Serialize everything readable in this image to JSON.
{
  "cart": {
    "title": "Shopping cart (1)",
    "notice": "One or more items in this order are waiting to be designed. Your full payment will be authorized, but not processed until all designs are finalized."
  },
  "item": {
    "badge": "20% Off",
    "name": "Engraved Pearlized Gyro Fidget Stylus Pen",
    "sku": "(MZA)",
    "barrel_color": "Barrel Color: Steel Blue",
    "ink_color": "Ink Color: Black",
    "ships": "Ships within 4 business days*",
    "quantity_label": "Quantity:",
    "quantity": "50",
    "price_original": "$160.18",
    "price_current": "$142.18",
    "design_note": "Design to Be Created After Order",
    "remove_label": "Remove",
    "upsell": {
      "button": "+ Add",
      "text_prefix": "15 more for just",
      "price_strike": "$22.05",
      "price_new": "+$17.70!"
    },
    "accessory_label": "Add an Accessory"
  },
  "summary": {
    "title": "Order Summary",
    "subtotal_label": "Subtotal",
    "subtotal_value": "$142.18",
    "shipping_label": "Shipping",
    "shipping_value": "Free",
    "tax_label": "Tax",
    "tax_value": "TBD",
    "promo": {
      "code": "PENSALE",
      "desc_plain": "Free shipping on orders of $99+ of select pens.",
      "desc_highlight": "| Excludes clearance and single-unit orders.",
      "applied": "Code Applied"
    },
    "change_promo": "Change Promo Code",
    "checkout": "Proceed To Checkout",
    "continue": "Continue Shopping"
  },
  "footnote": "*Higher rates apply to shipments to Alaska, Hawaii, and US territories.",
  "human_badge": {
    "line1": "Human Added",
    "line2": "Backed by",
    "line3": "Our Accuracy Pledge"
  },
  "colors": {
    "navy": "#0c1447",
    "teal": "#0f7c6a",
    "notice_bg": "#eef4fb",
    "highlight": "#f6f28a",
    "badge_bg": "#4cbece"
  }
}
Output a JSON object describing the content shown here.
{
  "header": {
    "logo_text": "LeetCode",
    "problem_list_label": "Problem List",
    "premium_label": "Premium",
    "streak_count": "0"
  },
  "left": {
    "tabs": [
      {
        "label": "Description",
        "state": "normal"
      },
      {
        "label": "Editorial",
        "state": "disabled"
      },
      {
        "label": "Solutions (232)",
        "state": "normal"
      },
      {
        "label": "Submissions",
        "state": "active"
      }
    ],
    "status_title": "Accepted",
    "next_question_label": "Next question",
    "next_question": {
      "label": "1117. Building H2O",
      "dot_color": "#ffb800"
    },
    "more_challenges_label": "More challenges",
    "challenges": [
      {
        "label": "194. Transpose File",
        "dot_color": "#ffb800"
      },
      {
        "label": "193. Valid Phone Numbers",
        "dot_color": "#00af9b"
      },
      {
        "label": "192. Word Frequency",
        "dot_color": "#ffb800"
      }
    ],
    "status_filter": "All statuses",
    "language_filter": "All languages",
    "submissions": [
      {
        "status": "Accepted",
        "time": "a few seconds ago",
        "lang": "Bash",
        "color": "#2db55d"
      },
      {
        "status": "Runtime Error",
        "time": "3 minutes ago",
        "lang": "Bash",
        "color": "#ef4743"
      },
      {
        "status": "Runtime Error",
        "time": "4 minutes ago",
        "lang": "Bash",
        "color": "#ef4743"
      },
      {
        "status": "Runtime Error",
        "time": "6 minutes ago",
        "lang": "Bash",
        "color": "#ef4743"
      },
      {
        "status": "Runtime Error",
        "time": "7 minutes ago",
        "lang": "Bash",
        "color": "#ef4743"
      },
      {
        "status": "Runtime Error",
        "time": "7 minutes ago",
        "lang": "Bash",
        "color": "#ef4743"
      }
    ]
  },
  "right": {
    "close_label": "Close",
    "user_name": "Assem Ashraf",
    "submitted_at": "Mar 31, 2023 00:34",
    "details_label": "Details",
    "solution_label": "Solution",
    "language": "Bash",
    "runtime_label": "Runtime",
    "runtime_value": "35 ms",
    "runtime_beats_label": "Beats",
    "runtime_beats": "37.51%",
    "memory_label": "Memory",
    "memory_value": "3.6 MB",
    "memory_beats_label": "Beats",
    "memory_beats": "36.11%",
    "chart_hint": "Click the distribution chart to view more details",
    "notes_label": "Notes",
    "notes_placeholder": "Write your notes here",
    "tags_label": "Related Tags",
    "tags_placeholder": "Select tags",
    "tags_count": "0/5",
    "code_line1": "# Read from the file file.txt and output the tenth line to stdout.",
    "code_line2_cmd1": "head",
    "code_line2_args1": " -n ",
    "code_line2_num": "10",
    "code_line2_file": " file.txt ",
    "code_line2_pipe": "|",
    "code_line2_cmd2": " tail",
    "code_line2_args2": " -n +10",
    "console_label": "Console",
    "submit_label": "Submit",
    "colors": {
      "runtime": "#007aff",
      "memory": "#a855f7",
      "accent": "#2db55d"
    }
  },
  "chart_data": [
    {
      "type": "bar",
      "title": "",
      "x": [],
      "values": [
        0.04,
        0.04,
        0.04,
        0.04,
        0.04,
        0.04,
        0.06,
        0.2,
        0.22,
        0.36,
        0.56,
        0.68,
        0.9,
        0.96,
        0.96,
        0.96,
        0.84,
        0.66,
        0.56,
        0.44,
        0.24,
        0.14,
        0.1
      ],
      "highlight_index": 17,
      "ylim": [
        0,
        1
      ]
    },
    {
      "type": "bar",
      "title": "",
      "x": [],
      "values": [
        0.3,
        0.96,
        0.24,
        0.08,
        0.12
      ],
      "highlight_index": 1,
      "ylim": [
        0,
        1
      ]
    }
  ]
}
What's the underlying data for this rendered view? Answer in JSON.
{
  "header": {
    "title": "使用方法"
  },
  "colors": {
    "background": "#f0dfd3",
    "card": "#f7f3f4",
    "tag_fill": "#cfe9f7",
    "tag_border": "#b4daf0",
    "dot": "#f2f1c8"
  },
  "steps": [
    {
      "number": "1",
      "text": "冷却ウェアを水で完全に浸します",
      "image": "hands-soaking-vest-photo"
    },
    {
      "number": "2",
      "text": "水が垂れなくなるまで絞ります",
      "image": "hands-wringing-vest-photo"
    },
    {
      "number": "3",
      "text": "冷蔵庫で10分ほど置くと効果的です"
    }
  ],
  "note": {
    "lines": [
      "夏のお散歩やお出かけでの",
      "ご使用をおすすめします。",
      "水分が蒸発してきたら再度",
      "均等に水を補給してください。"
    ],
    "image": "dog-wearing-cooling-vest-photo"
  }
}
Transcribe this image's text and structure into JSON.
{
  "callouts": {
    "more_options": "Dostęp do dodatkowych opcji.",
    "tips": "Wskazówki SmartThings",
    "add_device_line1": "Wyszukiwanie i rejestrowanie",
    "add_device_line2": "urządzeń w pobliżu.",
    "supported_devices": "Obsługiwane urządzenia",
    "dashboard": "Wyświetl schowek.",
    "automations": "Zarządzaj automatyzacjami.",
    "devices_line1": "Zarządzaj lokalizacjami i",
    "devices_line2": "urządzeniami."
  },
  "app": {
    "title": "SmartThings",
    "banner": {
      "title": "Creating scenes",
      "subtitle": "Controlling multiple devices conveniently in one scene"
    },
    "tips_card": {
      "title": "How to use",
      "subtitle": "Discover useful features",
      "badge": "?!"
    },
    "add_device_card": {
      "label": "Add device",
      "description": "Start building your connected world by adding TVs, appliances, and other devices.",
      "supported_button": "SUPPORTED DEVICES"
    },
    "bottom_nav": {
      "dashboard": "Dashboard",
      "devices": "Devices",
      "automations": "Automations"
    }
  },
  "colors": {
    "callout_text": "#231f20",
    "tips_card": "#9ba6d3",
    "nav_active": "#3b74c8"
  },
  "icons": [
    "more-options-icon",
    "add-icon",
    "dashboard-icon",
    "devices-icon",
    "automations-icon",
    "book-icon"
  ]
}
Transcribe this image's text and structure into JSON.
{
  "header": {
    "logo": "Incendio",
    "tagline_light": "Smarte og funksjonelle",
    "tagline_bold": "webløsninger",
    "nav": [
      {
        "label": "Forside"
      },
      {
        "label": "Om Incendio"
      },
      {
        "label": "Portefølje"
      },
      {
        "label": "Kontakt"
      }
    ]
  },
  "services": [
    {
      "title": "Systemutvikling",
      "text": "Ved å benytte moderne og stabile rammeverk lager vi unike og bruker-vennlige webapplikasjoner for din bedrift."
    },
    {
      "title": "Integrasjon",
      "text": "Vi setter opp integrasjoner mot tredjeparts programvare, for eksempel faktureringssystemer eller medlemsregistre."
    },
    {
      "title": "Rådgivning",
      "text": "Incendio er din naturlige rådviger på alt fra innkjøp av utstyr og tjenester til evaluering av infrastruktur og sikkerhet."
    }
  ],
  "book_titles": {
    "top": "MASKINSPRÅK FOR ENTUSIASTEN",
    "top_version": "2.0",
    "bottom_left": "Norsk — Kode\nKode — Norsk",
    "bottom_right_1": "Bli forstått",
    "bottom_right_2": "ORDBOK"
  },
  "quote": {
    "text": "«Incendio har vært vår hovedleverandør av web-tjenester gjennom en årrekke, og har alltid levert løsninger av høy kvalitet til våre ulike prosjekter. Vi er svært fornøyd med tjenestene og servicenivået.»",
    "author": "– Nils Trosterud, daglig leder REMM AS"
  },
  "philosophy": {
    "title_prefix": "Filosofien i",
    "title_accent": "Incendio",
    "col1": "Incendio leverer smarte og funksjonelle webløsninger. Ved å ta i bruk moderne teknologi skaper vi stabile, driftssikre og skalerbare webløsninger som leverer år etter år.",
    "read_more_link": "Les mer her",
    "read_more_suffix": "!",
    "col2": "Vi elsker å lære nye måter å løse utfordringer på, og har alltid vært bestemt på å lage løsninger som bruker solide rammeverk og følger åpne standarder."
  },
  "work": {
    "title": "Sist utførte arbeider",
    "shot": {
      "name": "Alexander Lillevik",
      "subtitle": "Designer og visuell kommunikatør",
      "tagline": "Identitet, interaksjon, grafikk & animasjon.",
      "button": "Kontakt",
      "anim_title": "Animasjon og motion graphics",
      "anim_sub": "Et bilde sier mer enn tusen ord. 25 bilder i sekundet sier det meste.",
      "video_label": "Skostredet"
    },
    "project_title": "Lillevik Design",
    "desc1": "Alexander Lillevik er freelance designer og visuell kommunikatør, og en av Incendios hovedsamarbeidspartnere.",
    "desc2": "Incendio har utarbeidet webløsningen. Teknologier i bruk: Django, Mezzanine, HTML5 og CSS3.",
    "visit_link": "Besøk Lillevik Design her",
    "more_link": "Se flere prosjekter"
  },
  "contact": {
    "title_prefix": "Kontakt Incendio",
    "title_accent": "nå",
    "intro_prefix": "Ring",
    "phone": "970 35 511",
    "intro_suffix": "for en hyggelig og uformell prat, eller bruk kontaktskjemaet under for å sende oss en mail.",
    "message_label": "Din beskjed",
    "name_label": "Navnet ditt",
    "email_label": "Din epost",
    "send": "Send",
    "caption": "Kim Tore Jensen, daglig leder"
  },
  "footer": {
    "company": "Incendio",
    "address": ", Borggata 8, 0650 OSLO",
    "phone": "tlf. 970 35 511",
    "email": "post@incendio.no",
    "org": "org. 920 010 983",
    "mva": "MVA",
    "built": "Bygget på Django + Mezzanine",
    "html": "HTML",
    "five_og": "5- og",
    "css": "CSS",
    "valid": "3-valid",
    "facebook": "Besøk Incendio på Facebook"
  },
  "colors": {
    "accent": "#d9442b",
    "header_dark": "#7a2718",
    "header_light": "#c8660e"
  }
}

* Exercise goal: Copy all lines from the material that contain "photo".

* Exercise response:
      "image": "hands-soaking-vest-photo"
      "image": "hands-wringing-vest-photo"
    "image": "dog-wearing-cooling-vest-photo"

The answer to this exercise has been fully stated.